:: WHAT YOU NEED TO DO ::
Go through the data below and copy each line where the word "Dysk" occurs.
*** Begin section ***
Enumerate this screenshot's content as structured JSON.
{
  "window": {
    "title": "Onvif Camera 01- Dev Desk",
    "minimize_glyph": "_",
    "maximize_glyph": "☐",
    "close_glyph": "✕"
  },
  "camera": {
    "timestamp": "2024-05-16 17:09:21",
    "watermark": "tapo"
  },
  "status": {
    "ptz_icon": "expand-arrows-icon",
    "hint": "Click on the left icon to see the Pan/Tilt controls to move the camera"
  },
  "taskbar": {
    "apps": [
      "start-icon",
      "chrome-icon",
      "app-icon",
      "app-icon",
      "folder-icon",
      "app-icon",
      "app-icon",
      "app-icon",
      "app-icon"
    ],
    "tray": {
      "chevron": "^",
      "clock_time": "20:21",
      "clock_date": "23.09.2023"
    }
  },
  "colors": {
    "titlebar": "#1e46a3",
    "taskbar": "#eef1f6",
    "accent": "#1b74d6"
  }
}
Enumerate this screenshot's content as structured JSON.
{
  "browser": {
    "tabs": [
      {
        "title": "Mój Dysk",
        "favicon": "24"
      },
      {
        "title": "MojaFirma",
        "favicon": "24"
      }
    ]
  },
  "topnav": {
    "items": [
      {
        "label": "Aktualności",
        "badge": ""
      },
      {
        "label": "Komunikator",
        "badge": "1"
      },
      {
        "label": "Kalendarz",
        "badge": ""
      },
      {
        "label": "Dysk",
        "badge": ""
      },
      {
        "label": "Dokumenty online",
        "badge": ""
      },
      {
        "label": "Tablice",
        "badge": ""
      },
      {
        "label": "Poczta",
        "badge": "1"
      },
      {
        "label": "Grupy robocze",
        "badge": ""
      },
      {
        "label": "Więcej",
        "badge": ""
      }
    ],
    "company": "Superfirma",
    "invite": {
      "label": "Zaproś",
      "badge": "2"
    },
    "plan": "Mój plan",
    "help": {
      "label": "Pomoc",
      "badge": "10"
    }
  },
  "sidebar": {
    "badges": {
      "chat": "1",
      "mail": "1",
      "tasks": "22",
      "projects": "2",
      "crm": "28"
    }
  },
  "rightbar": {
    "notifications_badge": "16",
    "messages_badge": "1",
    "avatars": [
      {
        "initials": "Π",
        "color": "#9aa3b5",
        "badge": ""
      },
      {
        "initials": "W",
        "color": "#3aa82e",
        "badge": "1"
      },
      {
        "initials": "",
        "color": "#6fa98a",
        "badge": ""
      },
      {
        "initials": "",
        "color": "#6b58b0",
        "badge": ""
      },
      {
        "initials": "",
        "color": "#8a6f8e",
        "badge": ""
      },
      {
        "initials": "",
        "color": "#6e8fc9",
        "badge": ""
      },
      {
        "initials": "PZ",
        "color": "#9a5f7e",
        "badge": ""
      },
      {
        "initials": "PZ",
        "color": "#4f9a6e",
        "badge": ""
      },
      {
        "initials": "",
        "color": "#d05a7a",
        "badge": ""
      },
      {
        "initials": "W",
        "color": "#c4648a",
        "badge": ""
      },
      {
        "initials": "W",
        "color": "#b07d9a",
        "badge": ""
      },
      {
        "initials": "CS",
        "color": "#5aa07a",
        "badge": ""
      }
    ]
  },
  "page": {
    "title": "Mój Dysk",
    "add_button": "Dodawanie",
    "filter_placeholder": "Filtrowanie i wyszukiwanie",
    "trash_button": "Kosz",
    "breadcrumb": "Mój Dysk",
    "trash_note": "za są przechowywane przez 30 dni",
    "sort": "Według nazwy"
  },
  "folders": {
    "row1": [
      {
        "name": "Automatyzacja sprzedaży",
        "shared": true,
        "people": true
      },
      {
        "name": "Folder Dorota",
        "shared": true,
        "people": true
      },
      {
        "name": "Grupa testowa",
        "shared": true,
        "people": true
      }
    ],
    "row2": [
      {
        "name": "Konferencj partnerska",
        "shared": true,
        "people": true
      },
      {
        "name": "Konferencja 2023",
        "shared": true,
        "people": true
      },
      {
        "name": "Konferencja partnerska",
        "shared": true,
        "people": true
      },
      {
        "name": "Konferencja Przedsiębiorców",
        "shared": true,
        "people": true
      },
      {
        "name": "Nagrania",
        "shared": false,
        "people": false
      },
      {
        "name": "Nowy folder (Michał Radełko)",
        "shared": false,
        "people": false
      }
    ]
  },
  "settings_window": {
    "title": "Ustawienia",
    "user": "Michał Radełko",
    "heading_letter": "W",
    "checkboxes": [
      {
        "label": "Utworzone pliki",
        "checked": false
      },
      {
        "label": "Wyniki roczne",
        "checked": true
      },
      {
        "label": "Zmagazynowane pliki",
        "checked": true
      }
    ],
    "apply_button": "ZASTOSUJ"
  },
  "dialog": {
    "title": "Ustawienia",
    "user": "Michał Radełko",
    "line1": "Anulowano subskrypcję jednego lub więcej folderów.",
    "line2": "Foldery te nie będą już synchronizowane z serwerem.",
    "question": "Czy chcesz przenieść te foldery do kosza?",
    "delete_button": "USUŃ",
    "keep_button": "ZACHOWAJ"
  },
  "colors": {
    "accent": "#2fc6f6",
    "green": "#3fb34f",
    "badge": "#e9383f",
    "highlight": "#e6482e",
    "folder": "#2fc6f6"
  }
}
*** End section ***
:: SOLUTION TO THIS EXERCISE ::
        "title": "Mój Dysk",
        "label": "Dysk",
    "title": "Mój Dysk",
    "breadcrumb": "Mój Dysk",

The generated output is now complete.